I have been meditating now for over a decade. My practice is mixed – some days 30 minutes, some days a couple of hours; sunrise, on the occasions I see it, is a favourite time to meditate for a longer period. Indulgently I love meditative days, often at weekends, when interruptions are likely to be less frequent. Silence, limited access to technology and just being -doing whatever tasks need to be done and sitting frequently. I try as much as possible to be meditative and mindful on a regular basis.
I’ve spoken in other posts about expectation when commencing meditation. I think mine was this notion that it alone would bring some respite, peace to the pace of my mind and of life generally. Of course it did. Sitting silently with awareness on the breath is a great refuge from all that goes on. However, in the early days of meditation I struggled to build a deeper connection between me as meditator and me in the rest of my life! Just as in the cartoon above I found things still came up, ruminating about the past, anxiety about the future, difficult feelings of anger, fear. All are natural arising of thoughts within the mind but I struggled to understand how meditation would offer something more than temporary respite, however welcome that may be

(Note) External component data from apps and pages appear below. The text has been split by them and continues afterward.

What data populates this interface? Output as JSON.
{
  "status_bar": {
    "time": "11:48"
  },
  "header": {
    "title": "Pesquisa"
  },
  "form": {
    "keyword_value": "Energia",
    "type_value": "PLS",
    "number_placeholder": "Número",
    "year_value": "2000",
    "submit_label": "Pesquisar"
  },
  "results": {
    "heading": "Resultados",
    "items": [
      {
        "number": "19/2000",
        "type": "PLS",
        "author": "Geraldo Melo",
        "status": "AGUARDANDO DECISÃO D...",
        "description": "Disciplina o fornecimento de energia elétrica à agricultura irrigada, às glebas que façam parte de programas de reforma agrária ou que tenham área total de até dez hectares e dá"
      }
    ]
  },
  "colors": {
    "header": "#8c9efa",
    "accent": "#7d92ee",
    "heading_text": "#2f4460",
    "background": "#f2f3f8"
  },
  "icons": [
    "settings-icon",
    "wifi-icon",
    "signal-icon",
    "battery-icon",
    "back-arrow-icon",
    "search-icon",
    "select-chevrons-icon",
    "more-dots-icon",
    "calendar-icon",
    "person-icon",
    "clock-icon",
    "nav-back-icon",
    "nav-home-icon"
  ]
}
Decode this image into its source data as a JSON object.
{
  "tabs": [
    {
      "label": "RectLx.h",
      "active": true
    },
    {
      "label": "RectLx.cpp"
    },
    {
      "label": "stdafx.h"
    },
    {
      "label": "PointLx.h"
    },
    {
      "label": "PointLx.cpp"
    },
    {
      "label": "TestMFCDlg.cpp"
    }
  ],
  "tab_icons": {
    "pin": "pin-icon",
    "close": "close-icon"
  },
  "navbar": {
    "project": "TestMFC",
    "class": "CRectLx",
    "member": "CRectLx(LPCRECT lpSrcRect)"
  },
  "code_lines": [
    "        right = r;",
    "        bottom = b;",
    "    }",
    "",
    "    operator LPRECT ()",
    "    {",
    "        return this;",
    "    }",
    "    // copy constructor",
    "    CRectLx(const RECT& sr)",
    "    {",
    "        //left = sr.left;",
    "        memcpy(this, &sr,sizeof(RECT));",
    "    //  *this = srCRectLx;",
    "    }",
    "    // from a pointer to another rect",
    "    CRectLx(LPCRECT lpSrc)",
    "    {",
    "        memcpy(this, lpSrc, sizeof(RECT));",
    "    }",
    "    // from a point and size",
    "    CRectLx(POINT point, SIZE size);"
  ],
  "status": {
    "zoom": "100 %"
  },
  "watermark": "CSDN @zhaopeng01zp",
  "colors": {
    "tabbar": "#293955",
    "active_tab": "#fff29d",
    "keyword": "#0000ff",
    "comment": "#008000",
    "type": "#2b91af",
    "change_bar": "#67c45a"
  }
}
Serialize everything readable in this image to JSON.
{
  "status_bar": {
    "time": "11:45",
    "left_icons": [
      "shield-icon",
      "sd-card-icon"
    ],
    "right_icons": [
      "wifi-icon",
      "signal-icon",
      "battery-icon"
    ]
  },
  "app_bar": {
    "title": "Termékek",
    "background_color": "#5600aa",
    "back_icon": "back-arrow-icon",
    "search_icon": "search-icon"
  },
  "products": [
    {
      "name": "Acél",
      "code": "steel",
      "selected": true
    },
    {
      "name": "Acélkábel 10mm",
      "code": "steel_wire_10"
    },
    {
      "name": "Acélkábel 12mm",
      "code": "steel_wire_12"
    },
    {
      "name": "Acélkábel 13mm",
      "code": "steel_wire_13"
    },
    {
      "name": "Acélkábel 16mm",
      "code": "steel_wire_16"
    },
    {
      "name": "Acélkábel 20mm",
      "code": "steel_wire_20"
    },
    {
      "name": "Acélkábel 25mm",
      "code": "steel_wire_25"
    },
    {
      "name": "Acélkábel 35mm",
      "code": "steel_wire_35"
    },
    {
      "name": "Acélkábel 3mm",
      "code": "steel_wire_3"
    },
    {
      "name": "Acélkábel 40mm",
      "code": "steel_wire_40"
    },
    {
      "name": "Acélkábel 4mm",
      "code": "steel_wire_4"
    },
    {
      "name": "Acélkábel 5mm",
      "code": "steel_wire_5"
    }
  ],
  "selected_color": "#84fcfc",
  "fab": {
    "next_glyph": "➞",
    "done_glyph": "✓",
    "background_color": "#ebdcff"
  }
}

The turning point for me was the realisation many years ago, the real ‘work’ begins for ourselves outside of meditation and sitting. It brings an insight and awareness of ourselves that is as profound as it is sometimes ugly but is only one part of a process, a door to how we deal with all the difficult stuff that comes up in life. Observing anger, rumination etc head on, with tenderness allows us to see them for what they are, patterns of the mind developed over time with a belief they would help us or without being conscious at all. We also see, however, the damage our way of thinking of does to ourself or others. Observation and the mental space that meditation creates enables us to take responsibility for how we see and react to the world and ultimately let go of ways of thinking that no longer serves us or others
It is a continuous journey, there will inevitably be times when we are pulled back and caught by circumstance but over time we can find that our practice becomes transformative. This year particularly my experience of that transformation has peaked. It has been a year of external transformation of job, of life, of habits. This period of change has meant periods of not knowing, of discomfort (not physical but just that which comes with the unknown) and I have observed, often like an electric storm, some of the old paths of thinking become charged again. Yet like a storm these moments have been fleeting and quickly dissipated – reacting angrily or worrying excessively becomes the exception rather than the norm and we realise the work we have done has borne fruit, the space of being able to experience life moment to moment, simply as it is.